Speakers included Dr. Larry Rosen, Professor and Past Chair of Psychology at California State University, Dominguez Hills, whose research into the effects of technology on young people shatters some long-held myths; adult and child neurologist Dr. Judy Willis, who explores creative ways to captivate kids in the classroom; teenage sailor Jessica Watson, who captivated the audience with her story of what it took to be the youngest person ever to sail around the world; and Western Buddhist meditation teacher and chant master Lama Surya Das, who hopes to fan into flames the embers of buddha-nature residing in all of us, including our young folk.
Conference organizers received overwhelmingly positive feedback from Young Minds delegates. Attendee comments repeatedly used words like “inspiring” and “affirming,” and “tears” and “laughter.”
For the Young Minds 2013 conference, His Holiness the Dalai Lama has accepted an invitation to speak, marking the fourth time that His Holiness has participated in one of the intitute’s events. “We are very blessed!” write conference organizers. Young Minds 2013 is scheduled for June 19-20, 2013, at the Sydney Town Hall. For more information, visit the Young Minds website.
With 158 centers, projects and services around the globe, there is always news on FPMT activities, teachers and events. Mandala hopes to share as many of these timely stories as possible. If you have news you would like to share, please let us know.
FPMT News Around the World
Loving Kindness Peaceful Youth (LKPY), an international project of FPMT, received some much deserved recognition in a thoughtful piece on school violence written by Russell Evans and published on Shambala Sun’s blog Sunspace. Evans, a school teacher in a rural and conservative part of the United States, wanted to offer his students some tools to help them handle the stress they encounter in school. He discovered LKPY’s secular curriculum of mindfulness practices and introduced his class to LKPY’s Be Kind Day, where students brainstorm ideas about what it means to practice kindness and then engaged in those activities.
“Be Kind Day was one of the most wonderful days I ever had in the classroom. Students began laughing, others cried, and everybody left school feeling blessed,” writes Evans. “When I began this journey, I made the assumption that I could actually teach and model kindness. I now know that this is only partly true. Yes, by using the Be Kind Day curriculum and drawing on my own practice, I could make some helpful suggestions and hold the space. What really happened though is that my students already possessed abundant kindness and were just waiting for the opportunity to practice it.”
With 160 centers, projects, and services around the globe, there is always news on FPMT activities, teachers and events. Mandala hopes to share as many of these timely stories as possible. If you have news you would like to share, please let us know.

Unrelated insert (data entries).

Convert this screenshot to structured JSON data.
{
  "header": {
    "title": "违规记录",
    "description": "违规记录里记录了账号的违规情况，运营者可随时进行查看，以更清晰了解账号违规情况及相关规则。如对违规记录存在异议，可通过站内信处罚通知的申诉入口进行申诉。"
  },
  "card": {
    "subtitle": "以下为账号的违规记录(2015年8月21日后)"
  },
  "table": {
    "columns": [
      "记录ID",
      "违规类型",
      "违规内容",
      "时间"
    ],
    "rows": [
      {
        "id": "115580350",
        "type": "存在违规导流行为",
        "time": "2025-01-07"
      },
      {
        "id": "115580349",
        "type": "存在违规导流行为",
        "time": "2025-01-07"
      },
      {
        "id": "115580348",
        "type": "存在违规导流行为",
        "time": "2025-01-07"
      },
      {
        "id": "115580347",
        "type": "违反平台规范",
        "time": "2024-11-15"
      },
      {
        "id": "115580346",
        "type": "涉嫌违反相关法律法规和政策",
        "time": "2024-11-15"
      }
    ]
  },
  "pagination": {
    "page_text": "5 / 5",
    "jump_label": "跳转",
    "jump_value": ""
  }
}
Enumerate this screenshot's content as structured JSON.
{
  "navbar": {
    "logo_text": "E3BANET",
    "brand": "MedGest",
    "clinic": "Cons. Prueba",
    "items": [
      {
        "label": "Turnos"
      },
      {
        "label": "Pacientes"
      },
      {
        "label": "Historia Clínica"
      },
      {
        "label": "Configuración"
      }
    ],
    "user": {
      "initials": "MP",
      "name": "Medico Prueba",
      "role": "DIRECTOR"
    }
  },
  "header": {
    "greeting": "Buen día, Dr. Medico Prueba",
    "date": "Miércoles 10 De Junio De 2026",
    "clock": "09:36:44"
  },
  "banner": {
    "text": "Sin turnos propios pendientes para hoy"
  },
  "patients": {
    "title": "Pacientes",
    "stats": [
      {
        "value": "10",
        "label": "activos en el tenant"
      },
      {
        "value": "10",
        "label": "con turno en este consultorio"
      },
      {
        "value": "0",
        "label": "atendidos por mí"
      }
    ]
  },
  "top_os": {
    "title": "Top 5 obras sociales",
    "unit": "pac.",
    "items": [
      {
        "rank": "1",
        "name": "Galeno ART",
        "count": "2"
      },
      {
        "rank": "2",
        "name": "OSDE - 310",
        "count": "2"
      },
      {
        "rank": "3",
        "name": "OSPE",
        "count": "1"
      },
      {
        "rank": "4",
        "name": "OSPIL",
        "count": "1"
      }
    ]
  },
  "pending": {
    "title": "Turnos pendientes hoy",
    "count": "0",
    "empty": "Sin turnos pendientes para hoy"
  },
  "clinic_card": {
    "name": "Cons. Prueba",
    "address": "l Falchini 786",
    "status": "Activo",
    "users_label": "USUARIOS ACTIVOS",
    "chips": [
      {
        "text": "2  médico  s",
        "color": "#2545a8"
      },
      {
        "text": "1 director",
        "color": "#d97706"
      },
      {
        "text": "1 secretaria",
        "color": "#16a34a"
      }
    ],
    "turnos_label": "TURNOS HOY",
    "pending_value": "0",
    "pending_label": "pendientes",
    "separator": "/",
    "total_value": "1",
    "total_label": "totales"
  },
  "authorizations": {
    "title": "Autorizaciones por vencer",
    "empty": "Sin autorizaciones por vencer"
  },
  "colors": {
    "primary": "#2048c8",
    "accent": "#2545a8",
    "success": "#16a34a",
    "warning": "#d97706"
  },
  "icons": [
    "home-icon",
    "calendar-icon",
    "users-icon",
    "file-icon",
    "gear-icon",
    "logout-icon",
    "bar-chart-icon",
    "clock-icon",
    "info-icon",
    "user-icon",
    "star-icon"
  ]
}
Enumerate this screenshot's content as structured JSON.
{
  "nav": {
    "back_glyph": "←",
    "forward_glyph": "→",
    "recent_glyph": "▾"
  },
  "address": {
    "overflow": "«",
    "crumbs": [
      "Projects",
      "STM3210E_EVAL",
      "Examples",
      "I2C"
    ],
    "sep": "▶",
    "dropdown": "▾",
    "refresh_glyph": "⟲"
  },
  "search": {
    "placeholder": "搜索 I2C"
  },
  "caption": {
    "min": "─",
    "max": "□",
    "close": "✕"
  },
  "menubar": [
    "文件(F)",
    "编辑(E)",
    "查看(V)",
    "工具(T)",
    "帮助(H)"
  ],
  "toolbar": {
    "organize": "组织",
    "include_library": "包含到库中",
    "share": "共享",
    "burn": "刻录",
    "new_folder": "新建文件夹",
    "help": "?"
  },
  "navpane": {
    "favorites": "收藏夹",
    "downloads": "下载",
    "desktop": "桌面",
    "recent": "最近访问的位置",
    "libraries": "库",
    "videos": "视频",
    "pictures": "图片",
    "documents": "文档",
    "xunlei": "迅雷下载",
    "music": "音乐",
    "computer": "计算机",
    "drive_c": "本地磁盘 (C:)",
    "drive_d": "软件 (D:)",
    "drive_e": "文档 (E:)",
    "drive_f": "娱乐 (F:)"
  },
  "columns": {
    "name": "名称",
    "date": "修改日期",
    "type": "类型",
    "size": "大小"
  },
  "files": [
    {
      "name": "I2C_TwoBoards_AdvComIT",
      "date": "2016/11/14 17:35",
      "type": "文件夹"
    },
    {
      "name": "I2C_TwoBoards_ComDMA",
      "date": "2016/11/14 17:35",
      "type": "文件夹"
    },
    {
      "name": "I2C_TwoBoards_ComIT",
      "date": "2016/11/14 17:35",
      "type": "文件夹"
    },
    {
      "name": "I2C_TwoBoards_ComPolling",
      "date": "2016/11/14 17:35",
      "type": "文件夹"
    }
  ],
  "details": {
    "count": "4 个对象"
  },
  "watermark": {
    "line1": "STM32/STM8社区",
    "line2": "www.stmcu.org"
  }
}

Subscribe to our Feed
1632 SE 11th Avenue
Portland, OR 97214-4702
Office Telephone: (503) 808-1588
Toll free [US only]: (866) 808-3302
Fax: (503) 232-0557
About Mandala Publications
Mandala Publications is the official publication of the Foundation for the Preservation of the Mahayana Tradition (FPMT), an international charitable organization founded by two Tibetan Buddhist masters, Lama Thubten Yeshe (1935-1984) and Lama Thubten Zopa Rinpoche. FPMT is a vibrant international community, with a network of 160 affiliate centers, projects and services, and members in more than 30 countries.
Mandala print magazine is published in January, April, July and October. Mandala is available via the Friends of FPMT program.